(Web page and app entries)
╔══

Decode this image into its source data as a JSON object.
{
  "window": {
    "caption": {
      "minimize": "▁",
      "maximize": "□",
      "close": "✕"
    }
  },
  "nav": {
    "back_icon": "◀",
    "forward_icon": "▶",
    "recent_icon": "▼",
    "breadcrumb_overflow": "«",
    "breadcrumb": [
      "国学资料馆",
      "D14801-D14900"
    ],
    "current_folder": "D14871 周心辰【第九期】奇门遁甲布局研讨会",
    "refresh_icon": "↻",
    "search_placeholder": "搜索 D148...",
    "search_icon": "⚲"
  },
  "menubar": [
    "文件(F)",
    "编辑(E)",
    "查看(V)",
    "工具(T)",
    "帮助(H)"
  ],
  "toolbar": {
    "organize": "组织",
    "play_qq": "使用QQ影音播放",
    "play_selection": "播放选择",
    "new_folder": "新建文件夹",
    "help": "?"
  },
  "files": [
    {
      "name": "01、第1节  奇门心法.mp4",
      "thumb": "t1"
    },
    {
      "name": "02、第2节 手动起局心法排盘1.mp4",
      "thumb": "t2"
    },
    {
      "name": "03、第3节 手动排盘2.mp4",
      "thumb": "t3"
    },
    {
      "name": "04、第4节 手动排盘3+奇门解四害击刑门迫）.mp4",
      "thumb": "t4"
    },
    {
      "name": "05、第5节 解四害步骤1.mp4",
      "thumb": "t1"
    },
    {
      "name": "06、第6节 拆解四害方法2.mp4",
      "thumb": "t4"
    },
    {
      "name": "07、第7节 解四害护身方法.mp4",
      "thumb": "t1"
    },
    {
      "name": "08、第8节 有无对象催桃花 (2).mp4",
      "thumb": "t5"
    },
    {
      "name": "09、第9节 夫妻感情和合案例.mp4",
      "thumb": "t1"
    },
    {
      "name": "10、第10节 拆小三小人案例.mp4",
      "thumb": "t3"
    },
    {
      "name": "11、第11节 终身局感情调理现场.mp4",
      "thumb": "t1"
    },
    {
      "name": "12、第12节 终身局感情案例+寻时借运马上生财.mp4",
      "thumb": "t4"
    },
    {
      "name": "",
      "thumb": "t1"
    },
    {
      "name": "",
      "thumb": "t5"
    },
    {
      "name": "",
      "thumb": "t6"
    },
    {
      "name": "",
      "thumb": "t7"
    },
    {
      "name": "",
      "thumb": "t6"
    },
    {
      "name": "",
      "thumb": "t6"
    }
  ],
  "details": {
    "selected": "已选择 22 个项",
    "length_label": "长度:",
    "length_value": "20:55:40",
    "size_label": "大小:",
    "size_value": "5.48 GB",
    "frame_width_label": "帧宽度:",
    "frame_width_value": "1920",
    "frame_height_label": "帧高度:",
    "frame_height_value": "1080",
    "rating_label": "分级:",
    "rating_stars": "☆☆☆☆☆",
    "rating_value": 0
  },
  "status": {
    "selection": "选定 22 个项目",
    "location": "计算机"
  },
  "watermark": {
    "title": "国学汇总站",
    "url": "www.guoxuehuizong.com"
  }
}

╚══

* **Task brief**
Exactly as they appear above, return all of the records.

* **Response to this task**
Decode this image into its source data as a JSON object.
{
  "window": {
    "caption": {
      "minimize": "▁",
      "maximize": "□",
      "close": "✕"
    }
  },
  "nav": {
    "back_icon": "◀",
    "forward_icon": "▶",
    "recent_icon": "▼",
    "breadcrumb_overflow": "«",
    "breadcrumb": [
      "国学资料馆",
      "D14801-D14900"
    ],
    "current_folder": "D14871 周心辰【第九期】奇门遁甲布局研讨会",
    "refresh_icon": "↻",
    "search_placeholder": "搜索 D148...",
    "search_icon": "⚲"
  },
  "menubar": [
    "文件(F)",
    "编辑(E)",
    "查看(V)",
    "工具(T)",
    "帮助(H)"
  ],
  "toolbar": {
    "organize": "组织",
    "play_qq": "使用QQ影音播放",
    "play_selection": "播放选择",
    "new_folder": "新建文件夹",
    "help": "?"
  },
  "files": [
    {
      "name": "01、第1节  奇门心法.mp4",
      "thumb": "t1"
    },
    {
      "name": "02、第2节 手动起局心法排盘1.mp4",
      "thumb": "t2"
    },
    {
      "name": "03、第3节 手动排盘2.mp4",
      "thumb": "t3"
    },
    {
      "name": "04、第4节 手动排盘3+奇门解四害击刑门迫）.mp4",
      "thumb": "t4"
    },
    {
      "name": "05、第5节 解四害步骤1.mp4",
      "thumb": "t1"
    },
    {
      "name": "06、第6节 拆解四害方法2.mp4",
      "thumb": "t4"
    },
    {
      "name": "07、第7节 解四害护身方法.mp4",
      "thumb": "t1"
    },
    {
      "name": "08、第8节 有无对象催桃花 (2).mp4",
      "thumb": "t5"
    },
    {
      "name": "09、第9节 夫妻感情和合案例.mp4",
      "thumb": "t1"
    },
    {
      "name": "10、第10节 拆小三小人案例.mp4",
      "thumb": "t3"
    },
    {
      "name": "11、第11节 终身局感情调理现场.mp4",
      "thumb": "t1"
    },
    {
      "name": "12、第12节 终身局感情案例+寻时借运马上生财.mp4",
      "thumb": "t4"
    },
    {
      "name": "",
      "thumb": "t1"
    },
    {
      "name": "",
      "thumb": "t5"
    },
    {
      "name": "",
      "thumb": "t6"
    },
    {
      "name": "",
      "thumb": "t7"
    },
    {
      "name": "",
      "thumb": "t6"
    },
    {
      "name": "",
      "thumb": "t6"
    }
  ],
  "details": {
    "selected": "已选择 22 个项",
    "length_label": "长度:",
    "length_value": "20:55:40",
    "size_label": "大小:",
    "size_value": "5.48 GB",
    "frame_width_label": "帧宽度:",
    "frame_width_value": "1920",
    "frame_height_label": "帧高度:",
    "frame_height_value": "1080",
    "rating_label": "分级:",
    "rating_stars": "☆☆☆☆☆",
    "rating_value": 0
  },
  "status": {
    "selection": "选定 22 个项目",
    "location": "计算机"
  },
  "watermark": {
    "title": "国学汇总站",
    "url": "www.guoxuehuizong.com"
  }
}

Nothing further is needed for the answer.